### INSTRUCTIONS TO FOLLOW
The response should consist of every record, reproduced exactly.

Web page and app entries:

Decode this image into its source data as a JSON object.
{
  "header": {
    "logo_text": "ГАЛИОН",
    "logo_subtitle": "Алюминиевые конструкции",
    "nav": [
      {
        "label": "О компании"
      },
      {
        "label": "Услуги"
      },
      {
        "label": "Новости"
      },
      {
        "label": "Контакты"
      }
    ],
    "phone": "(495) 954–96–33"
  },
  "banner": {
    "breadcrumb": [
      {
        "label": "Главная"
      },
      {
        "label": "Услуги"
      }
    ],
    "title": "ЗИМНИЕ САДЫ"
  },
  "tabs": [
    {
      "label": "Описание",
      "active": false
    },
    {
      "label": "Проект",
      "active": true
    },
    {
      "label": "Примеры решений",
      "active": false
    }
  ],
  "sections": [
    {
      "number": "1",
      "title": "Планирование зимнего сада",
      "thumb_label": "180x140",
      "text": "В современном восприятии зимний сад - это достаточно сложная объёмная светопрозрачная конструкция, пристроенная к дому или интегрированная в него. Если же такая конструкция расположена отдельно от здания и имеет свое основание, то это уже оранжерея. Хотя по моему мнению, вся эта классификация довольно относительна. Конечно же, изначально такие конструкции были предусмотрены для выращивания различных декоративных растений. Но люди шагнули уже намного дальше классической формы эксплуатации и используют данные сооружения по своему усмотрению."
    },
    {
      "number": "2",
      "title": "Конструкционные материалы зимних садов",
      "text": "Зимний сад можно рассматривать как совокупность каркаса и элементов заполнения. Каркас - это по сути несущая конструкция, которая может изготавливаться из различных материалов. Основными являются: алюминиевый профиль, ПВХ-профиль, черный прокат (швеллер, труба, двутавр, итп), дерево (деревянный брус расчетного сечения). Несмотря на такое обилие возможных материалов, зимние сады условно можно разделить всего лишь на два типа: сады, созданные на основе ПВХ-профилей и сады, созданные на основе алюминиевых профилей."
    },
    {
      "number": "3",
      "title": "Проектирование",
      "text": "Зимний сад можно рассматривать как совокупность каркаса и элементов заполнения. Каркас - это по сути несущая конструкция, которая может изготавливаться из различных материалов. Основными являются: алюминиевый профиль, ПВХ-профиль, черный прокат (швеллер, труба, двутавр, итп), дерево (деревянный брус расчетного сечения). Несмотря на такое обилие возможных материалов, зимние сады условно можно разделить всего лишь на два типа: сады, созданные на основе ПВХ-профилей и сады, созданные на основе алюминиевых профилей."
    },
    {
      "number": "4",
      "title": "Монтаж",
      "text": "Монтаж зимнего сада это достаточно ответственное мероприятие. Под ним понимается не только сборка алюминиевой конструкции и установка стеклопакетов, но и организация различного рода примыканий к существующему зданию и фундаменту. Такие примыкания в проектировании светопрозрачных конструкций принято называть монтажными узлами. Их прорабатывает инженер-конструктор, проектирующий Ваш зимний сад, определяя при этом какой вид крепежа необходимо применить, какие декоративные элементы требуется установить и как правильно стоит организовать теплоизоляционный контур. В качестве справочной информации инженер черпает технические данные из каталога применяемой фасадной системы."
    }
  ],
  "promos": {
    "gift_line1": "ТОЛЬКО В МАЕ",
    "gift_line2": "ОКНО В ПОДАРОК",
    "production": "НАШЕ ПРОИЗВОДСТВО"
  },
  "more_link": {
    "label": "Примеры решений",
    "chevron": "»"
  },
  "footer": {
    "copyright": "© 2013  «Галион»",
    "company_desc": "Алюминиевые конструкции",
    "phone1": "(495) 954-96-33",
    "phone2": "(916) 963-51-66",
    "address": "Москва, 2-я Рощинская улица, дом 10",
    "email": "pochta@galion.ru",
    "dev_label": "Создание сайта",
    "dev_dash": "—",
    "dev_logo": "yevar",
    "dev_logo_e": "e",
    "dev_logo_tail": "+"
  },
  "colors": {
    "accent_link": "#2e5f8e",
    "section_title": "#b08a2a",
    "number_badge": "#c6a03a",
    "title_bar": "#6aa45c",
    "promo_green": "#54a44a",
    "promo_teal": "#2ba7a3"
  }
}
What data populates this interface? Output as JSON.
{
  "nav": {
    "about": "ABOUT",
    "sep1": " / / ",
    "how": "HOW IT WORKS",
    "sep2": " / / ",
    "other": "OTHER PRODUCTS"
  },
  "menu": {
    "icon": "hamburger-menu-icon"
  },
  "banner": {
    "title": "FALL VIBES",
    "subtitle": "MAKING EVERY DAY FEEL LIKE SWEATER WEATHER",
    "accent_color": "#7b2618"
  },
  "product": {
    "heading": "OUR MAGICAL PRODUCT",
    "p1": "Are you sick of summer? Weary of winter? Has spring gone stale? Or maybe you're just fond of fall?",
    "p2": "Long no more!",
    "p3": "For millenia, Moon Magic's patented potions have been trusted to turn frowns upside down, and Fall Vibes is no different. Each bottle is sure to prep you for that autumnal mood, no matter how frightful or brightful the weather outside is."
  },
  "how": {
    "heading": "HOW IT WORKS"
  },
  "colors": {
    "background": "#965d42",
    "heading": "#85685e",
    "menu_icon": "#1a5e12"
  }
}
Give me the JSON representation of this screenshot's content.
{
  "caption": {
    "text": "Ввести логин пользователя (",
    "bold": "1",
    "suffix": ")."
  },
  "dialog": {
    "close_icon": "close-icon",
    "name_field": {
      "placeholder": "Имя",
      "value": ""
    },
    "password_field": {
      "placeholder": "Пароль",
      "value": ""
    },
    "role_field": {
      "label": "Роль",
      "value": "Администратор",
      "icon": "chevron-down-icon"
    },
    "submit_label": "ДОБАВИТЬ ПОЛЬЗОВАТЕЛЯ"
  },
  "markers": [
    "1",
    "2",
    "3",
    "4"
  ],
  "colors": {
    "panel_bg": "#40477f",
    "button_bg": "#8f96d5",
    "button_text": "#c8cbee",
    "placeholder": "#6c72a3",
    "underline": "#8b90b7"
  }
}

### ANSWER SECTION
Decode this image into its source data as a JSON object.
{
  "header": {
    "logo_text": "ГАЛИОН",
    "logo_subtitle": "Алюминиевые конструкции",
    "nav": [
      {
        "label": "О компании"
      },
      {
        "label": "Услуги"
      },
      {
        "label": "Новости"
      },
      {
        "label": "Контакты"
      }
    ],
    "phone": "(495) 954–96–33"
  },
  "banner": {
    "breadcrumb": [
      {
        "label": "Главная"
      },
      {
        "label": "Услуги"
      }
    ],
    "title": "ЗИМНИЕ САДЫ"
  },
  "tabs": [
    {
      "label": "Описание",
      "active": false
    },
    {
      "label": "Проект",
      "active": true
    },
    {
      "label": "Примеры решений",
      "active": false
    }
  ],
  "sections": [
    {
      "number": "1",
      "title": "Планирование зимнего сада",
      "thumb_label": "180x140",
      "text": "В современном восприятии зимний сад - это достаточно сложная объёмная светопрозрачная конструкция, пристроенная к дому или интегрированная в него. Если же такая конструкция расположена отдельно от здания и имеет свое основание, то это уже оранжерея. Хотя по моему мнению, вся эта классификация довольно относительна. Конечно же, изначально такие конструкции были предусмотрены для выращивания различных декоративных растений. Но люди шагнули уже намного дальше классической формы эксплуатации и используют данные сооружения по своему усмотрению."
    },
    {
      "number": "2",
      "title": "Конструкционные материалы зимних садов",
      "text": "Зимний сад можно рассматривать как совокупность каркаса и элементов заполнения. Каркас - это по сути несущая конструкция, которая может изготавливаться из различных материалов. Основными являются: алюминиевый профиль, ПВХ-профиль, черный прокат (швеллер, труба, двутавр, итп), дерево (деревянный брус расчетного сечения). Несмотря на такое обилие возможных материалов, зимние сады условно можно разделить всего лишь на два типа: сады, созданные на основе ПВХ-профилей и сады, созданные на основе алюминиевых профилей."
    },
    {
      "number": "3",
      "title": "Проектирование",
      "text": "Зимний сад можно рассматривать как совокупность каркаса и элементов заполнения. Каркас - это по сути несущая конструкция, которая может изготавливаться из различных материалов. Основными являются: алюминиевый профиль, ПВХ-профиль, черный прокат (швеллер, труба, двутавр, итп), дерево (деревянный брус расчетного сечения). Несмотря на такое обилие возможных материалов, зимние сады условно можно разделить всего лишь на два типа: сады, созданные на основе ПВХ-профилей и сады, созданные на основе алюминиевых профилей."
    },
    {
      "number": "4",
      "title": "Монтаж",
      "text": "Монтаж зимнего сада это достаточно ответственное мероприятие. Под ним понимается не только сборка алюминиевой конструкции и установка стеклопакетов, но и организация различного рода примыканий к существующему зданию и фундаменту. Такие примыкания в проектировании светопрозрачных конструкций принято называть монтажными узлами. Их прорабатывает инженер-конструктор, проектирующий Ваш зимний сад, определяя при этом какой вид крепежа необходимо применить, какие декоративные элементы требуется установить и как правильно стоит организовать теплоизоляционный контур. В качестве справочной информации инженер черпает технические данные из каталога применяемой фасадной системы."
    }
  ],
  "promos": {
    "gift_line1": "ТОЛЬКО В МАЕ",
    "gift_line2": "ОКНО В ПОДАРОК",
    "production": "НАШЕ ПРОИЗВОДСТВО"
  },
  "more_link": {
    "label": "Примеры решений",
    "chevron": "»"
  },
  "footer": {
    "copyright": "© 2013  «Галион»",
    "company_desc": "Алюминиевые конструкции",
    "phone1": "(495) 954-96-33",
    "phone2": "(916) 963-51-66",
    "address": "Москва, 2-я Рощинская улица, дом 10",
    "email": "pochta@galion.ru",
    "dev_label": "Создание сайта",
    "dev_dash": "—",
    "dev_logo": "yevar",
    "dev_logo_e": "e",
    "dev_logo_tail": "+"
  },
  "colors": {
    "accent_link": "#2e5f8e",
    "section_title": "#b08a2a",
    "number_badge": "#c6a03a",
    "title_bar": "#6aa45c",
    "promo_green": "#54a44a",
    "promo_teal": "#2ba7a3"
  }
}
What data populates this interface? Output as JSON.
{
  "nav": {
    "about": "ABOUT",
    "sep1": " / / ",
    "how": "HOW IT WORKS",
    "sep2": " / / ",
    "other": "OTHER PRODUCTS"
  },
  "menu": {
    "icon": "hamburger-menu-icon"
  },
  "banner": {
    "title": "FALL VIBES",
    "subtitle": "MAKING EVERY DAY FEEL LIKE SWEATER WEATHER",
    "accent_color": "#7b2618"
  },
  "product": {
    "heading": "OUR MAGICAL PRODUCT",
    "p1": "Are you sick of summer? Weary of winter? Has spring gone stale? Or maybe you're just fond of fall?",
    "p2": "Long no more!",
    "p3": "For millenia, Moon Magic's patented potions have been trusted to turn frowns upside down, and Fall Vibes is no different. Each bottle is sure to prep you for that autumnal mood, no matter how frightful or brightful the weather outside is."
  },
  "how": {
    "heading": "HOW IT WORKS"
  },
  "colors": {
    "background": "#965d42",
    "heading": "#85685e",
    "menu_icon": "#1a5e12"
  }
}
Give me the JSON representation of this screenshot's content.
{
  "caption": {
    "text": "Ввести логин пользователя (",
    "bold": "1",
    "suffix": ")."
  },
  "dialog": {
    "close_icon": "close-icon",
    "name_field": {
      "placeholder": "Имя",
      "value": ""
    },
    "password_field": {
      "placeholder": "Пароль",
      "value": ""
    },
    "role_field": {
      "label": "Роль",
      "value": "Администратор",
      "icon": "chevron-down-icon"
    },
    "submit_label": "ДОБАВИТЬ ПОЛЬЗОВАТЕЛЯ"
  },
  "markers": [
    "1",
    "2",
    "3",
    "4"
  ],
  "colors": {
    "panel_bg": "#40477f",
    "button_bg": "#8f96d5",
    "button_text": "#c8cbee",
    "placeholder": "#6c72a3",
    "underline": "#8b90b7"
  }
}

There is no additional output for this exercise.